Yezidi bombing mastermind reported killed. And speaking of mass-casualty attacks, Abu Mohammed al-Afri, who plotted the recent massacre of over 400 Yezidis in northern Iraq, is dead: 'A U.S. air strike killed a senior al Qaeda militant who masterminded truck bombings on Iraq's minority Yazidi community last month that killed more than 400 people, the military said on Sunday. "On September 3, a coalition air strike killed the terrorist responsible for the planning and conducting of the horrific attack against the Yazidis in northern Iraq on August 14," military spokesman Rear Admiral Mark Fox told a news conference. Iraq's government has put the death toll at 411 from the suicide bombings, although the Iraqi Red Crescent has said it could be more than 500.' The terrorist, named as Abu Mohammad al-Afri and identified as an associate of Abu Ayyab al-Masri (the leader of Al-Qaeda in Iraq), was killed in an air strike southwest of Mosul.

Big Pharaoh, Sandmonkey are back. Morning Report joins The Bald-Headed Geek in celebrating the return of Sandmonkey and Big Pharaoh. BP's latest post looks at recent reports of radical islamist mosques in Britain. The Pharaoh adds:
I’ll never forget the first time I visited London around 9 years ago. My jaws dropped when I saw such hardliners coming out of almost every mosque I passed by. Men dressed in white robes with very long beards and women all covered in black. I just couldn’t believe I was in London. The scene was so weird and strange to me. I was even more shocked when I heard several of these hardliners preach in London’s Speakers’ Corner. It was such an ironic scene: medieval rhetoric in one of Europe’s sumbols of freedom and civilization.

Anyway, I believe the responsibility to root out these people falls on the Muslim community in Britain. Unfortunately, the community is busy blaming everyone else and playing victim.

Commentary. Although I'm a bit late linking it, I want to give you The Middle Ground's latest post on Iraq:
As soon as the British rolled out of the JSS (Joint Security Station) in Basra, the Mahdi Army took up residence, displacing the police that may have been Badr Brigade or simply highly infiltrated with Sadr's Mahdis. According the Christian Science Monitor, a series of assassinations in the south have included a police chief and governor from Diwanyah on August 18, 2007 and the Governor of Muthanna on August 20, Four of Al Sistani's aides have been killed since June.

Not that these attacks are new by any means. It is simply that the wind down of the Sunni insurgency and Al Qaeda attacks, along with the bold assassination of elected officials, has started the media looking back at an area that has been ignored as "pacified" under the British. As CSM notes, these southern provinces are "economically vital" since they include Iraq's major oil and natural gas fields, the southern ports for import and export of goods and energy resources and several provinces that are part of the agrarian belts that provide Iraq with its food from cattle to wheat fields.
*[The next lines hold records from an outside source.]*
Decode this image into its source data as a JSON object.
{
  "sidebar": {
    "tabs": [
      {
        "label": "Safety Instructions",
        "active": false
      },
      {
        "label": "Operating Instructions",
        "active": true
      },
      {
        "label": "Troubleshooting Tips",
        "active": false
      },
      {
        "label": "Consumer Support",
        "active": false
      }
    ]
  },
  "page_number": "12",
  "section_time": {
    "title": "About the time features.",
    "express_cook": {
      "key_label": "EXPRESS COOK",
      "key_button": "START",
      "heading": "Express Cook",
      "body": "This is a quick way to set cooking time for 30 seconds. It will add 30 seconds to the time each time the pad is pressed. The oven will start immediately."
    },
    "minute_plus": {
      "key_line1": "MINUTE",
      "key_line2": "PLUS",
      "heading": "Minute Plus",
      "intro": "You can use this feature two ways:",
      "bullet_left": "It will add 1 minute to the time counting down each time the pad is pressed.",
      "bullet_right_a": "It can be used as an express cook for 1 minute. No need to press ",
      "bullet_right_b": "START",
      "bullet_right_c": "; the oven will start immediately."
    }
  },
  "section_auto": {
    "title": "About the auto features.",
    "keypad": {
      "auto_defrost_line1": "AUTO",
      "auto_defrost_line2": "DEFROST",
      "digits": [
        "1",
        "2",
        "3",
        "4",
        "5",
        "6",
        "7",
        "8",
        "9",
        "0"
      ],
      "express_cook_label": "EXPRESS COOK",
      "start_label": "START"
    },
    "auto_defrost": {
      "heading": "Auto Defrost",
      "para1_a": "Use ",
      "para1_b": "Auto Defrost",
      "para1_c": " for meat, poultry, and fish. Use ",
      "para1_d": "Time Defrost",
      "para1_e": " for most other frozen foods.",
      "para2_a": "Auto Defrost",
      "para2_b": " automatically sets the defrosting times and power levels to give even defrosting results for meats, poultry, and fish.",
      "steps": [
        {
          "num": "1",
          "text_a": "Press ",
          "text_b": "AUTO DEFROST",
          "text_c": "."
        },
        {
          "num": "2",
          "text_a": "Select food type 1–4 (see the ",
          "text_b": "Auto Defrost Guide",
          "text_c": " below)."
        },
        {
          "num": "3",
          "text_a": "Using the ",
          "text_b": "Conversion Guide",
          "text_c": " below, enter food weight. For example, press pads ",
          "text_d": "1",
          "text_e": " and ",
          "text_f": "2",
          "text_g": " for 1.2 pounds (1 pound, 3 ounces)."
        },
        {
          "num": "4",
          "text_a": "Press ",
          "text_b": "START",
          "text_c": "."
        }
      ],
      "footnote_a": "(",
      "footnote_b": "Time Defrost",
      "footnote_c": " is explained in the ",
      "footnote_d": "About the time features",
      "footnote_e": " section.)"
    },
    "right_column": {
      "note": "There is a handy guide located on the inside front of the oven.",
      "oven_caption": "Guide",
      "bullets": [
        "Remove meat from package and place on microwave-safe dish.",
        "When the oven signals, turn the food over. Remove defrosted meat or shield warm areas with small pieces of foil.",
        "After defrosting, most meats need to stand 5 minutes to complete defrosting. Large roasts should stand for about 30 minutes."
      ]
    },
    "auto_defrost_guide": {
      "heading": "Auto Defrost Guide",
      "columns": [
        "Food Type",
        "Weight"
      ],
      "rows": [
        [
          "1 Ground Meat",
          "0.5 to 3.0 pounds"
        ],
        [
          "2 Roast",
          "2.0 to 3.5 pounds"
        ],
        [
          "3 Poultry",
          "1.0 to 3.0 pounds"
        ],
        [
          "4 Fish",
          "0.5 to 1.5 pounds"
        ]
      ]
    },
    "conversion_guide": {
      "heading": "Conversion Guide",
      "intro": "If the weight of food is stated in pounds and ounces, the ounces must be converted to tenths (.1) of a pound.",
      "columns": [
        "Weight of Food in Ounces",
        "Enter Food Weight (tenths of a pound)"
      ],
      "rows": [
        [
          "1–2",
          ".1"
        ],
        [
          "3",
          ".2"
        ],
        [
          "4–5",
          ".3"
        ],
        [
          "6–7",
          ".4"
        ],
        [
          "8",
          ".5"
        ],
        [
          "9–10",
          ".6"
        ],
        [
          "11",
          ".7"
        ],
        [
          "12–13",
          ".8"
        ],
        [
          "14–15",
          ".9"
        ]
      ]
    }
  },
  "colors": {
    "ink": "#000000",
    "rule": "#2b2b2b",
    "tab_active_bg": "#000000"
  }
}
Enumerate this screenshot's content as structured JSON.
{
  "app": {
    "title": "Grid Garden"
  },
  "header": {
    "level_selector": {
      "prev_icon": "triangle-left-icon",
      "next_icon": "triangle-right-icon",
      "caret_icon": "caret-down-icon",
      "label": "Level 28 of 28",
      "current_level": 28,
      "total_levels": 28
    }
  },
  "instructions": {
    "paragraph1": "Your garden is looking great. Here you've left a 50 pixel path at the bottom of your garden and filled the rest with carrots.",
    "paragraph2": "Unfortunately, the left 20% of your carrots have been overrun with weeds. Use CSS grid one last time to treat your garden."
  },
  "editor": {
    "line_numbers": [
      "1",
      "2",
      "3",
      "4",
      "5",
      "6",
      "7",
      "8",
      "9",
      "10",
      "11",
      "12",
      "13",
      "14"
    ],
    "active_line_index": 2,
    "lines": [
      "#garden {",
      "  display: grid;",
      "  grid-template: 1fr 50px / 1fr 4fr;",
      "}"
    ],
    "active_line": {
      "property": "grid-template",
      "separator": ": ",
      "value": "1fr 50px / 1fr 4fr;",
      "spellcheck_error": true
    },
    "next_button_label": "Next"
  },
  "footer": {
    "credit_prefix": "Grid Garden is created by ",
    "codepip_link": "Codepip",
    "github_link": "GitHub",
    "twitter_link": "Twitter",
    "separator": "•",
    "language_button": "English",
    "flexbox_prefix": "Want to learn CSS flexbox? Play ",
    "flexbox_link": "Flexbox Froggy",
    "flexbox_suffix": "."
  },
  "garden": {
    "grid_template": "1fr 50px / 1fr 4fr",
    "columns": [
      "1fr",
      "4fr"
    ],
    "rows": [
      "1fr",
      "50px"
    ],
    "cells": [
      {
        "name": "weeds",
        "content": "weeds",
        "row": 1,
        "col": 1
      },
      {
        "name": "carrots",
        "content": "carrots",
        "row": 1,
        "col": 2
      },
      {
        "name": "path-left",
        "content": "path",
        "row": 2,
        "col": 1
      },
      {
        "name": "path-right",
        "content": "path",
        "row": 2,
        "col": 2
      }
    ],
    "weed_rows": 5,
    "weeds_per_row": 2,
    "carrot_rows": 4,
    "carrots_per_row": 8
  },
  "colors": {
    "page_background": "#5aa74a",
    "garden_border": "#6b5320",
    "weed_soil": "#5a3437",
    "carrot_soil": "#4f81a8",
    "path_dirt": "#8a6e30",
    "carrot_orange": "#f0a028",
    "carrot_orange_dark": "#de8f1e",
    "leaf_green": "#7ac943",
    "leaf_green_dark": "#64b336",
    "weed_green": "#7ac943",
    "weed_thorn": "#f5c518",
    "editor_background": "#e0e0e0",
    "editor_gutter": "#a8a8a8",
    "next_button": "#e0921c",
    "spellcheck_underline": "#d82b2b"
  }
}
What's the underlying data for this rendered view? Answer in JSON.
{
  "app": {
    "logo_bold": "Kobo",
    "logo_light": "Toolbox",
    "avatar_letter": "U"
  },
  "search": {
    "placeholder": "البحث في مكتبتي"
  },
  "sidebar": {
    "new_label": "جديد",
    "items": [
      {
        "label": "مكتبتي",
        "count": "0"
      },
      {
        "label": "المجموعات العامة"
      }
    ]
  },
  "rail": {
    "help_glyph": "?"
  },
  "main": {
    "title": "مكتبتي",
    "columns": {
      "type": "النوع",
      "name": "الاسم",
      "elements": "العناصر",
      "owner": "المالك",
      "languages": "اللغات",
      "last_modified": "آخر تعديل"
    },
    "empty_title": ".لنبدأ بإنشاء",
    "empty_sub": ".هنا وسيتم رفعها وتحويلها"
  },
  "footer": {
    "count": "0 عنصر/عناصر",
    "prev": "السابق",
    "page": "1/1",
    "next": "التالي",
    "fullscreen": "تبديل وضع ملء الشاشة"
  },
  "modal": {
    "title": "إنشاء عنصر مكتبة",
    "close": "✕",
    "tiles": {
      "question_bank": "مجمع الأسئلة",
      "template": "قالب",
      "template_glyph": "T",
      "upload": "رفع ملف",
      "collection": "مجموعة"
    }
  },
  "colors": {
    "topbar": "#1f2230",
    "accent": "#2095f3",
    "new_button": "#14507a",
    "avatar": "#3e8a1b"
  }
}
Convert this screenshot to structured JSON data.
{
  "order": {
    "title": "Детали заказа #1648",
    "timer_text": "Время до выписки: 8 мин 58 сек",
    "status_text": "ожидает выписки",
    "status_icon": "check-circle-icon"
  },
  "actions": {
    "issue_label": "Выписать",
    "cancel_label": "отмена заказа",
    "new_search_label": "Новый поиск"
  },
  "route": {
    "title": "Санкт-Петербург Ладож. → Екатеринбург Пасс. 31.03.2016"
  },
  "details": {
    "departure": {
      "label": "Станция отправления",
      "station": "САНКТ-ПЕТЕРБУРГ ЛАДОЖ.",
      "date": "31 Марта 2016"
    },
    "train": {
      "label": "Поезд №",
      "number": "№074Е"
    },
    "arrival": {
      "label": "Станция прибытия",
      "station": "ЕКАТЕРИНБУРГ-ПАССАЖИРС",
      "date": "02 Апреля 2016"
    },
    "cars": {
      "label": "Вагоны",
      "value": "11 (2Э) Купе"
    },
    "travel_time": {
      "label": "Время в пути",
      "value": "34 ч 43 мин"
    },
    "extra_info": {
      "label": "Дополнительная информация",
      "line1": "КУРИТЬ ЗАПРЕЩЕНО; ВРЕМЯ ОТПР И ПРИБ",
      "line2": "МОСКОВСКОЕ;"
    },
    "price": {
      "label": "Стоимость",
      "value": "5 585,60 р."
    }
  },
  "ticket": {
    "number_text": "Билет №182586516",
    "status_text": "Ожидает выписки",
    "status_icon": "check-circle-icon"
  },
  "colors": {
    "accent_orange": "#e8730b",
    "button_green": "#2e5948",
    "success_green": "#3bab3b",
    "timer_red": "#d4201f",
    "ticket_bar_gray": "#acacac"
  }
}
Even as the Shi'ites have sought to present a "united" front to gain and keep control of the Iraqi parliament, the southern half of Iraq has been contested by various Shi'ite groups since the overthrow of Saddam's regime. Not only is it economically important, but it has the largest population base. This is an important factor in deciding the political make up and control of the government of Iraq. ...

Read the rest of this long but highly informative article at the link.